Langkawi Travel Tips
Bahasa Malaysia is the official language, but English is widely spoken and understood.
Ringgit is the official currency, but some resorts and establishments do accept other notes or offer foreign exchange (check with them for the service). The current exchange rate is around RM3.70 to USD 1.00 – but, consult banks for the latest exchange rates prior to your trip. Kuah town and the airport is where you will find most of the banks and money-changers. Banks open daily from 09:30 to 15:30. On Thursdays, they are open from 09:30 to 12:00 and are closed on Saturdays.
Langkawi follows the Kedah state holidays. Weekends fall on Thursdays and Fridays but most businesses will continue operating normal business hours on Thursdays too. The official start of the week is on Saturday.
There is a hospital and various private clinics in Kuah town.

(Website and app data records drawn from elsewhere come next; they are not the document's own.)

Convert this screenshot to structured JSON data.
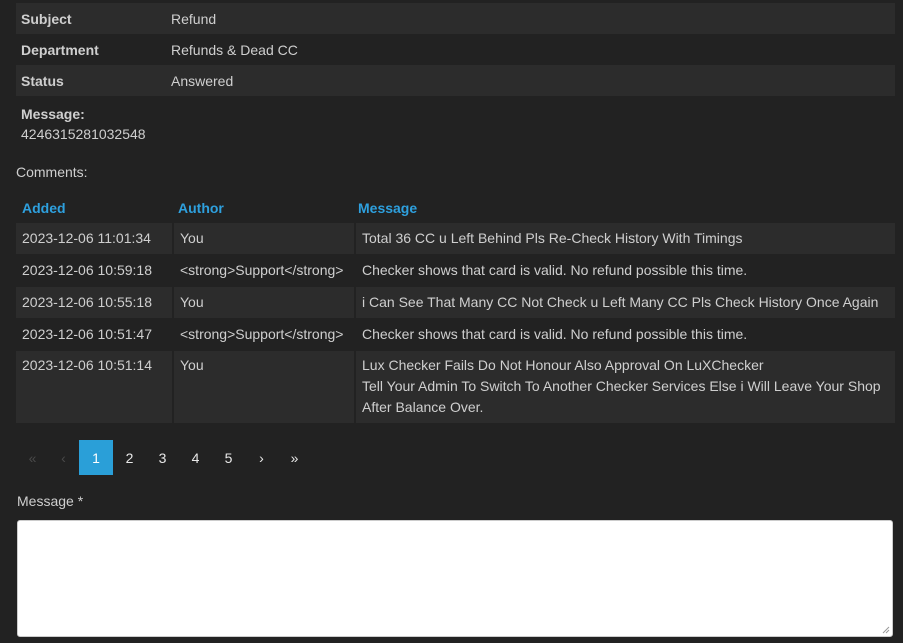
{
  "ticket": {
    "rows": [
      {
        "key": "Subject",
        "value": "Refund"
      },
      {
        "key": "Department",
        "value": "Refunds & Dead CC"
      },
      {
        "key": "Status",
        "value": "Answered"
      }
    ],
    "message_label": "Message:",
    "message_value": "4246315281032548"
  },
  "comments": {
    "label": "Comments:",
    "headers": {
      "added": "Added",
      "author": "Author",
      "message": "Message"
    },
    "rows": [
      {
        "added": "2023-12-06 11:01:34",
        "author": "You",
        "message": [
          "Total 36 CC u Left Behind Pls Re-Check History With Timings"
        ]
      },
      {
        "added": "2023-12-06 10:59:18",
        "author": "<strong>Support</strong>",
        "message": [
          "Checker shows that card is valid. No refund possible this time."
        ]
      },
      {
        "added": "2023-12-06 10:55:18",
        "author": "You",
        "message": [
          "i Can See That Many CC Not Check u Left Many CC Pls Check History Once Again"
        ]
      },
      {
        "added": "2023-12-06 10:51:47",
        "author": "<strong>Support</strong>",
        "message": [
          "Checker shows that card is valid. No refund possible this time."
        ]
      },
      {
        "added": "2023-12-06 10:51:14",
        "author": "You",
        "message": [
          "Lux Checker Fails Do Not Honour Also Approval On LuXChecker",
          "Tell Your Admin To Switch To Another Checker Services Else i Will Leave Your Shop",
          "After Balance Over."
        ]
      }
    ]
  },
  "pagination": {
    "first": "«",
    "prev": "‹",
    "pages": [
      "1",
      "2",
      "3",
      "4",
      "5"
    ],
    "active": "1",
    "next": "›",
    "last": "»"
  },
  "form": {
    "message_label": "Message *",
    "message_value": ""
  },
  "colors": {
    "background": "#222222",
    "stripe": "#2c2c2c",
    "accent": "#2ea0de",
    "active_page": "#2a9fd8"
  }
}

The police headquarters is in Kuah, but there are police stations in all the districts. Langkawi is relatively safe compared to the bigger cities, but do take precautions such as travelling in groups and avoiding quiet places.
Tipping is not necessary unless you’ve had good service.
Malaysia’s electricity follows the 240 volt 50-cycle system.
Citizens of North Korea, Cuba, Vietnam and China need visas to enter Malaysia. Other foreigners may enter Malaysia without a visa for a visit not exceeding one month. Please consult your nearest Malaysian Embassy or consular office to confirm this arrangement, as regulations may change over time.
Tap water is safe for drinking in Malaysia, but some hotels install filtration systems or provide bottled water for guests as an added precaution.
Foreign nationals visiting Malaysia for 48 hours or less receive a duty exemption for the purchase of souvenirs, gifts and items intended for personal use up to a limit of RM500. There is a duty-free limit for certain types of items: booze (up to one litre), tobacco (up to 225g, or 200 cigarettes), one pair of leather footwear, new clothing (up to three pieces), as well as cosmetics and personal hygiene items (not including powder or hair products).
All drugs are prohibited in Malaysia and laws are strictly enforced. There is a death penalty for anyone caught carrying a certain amount for trafficking, and even possession of the smallest amount can land one in very serious trouble.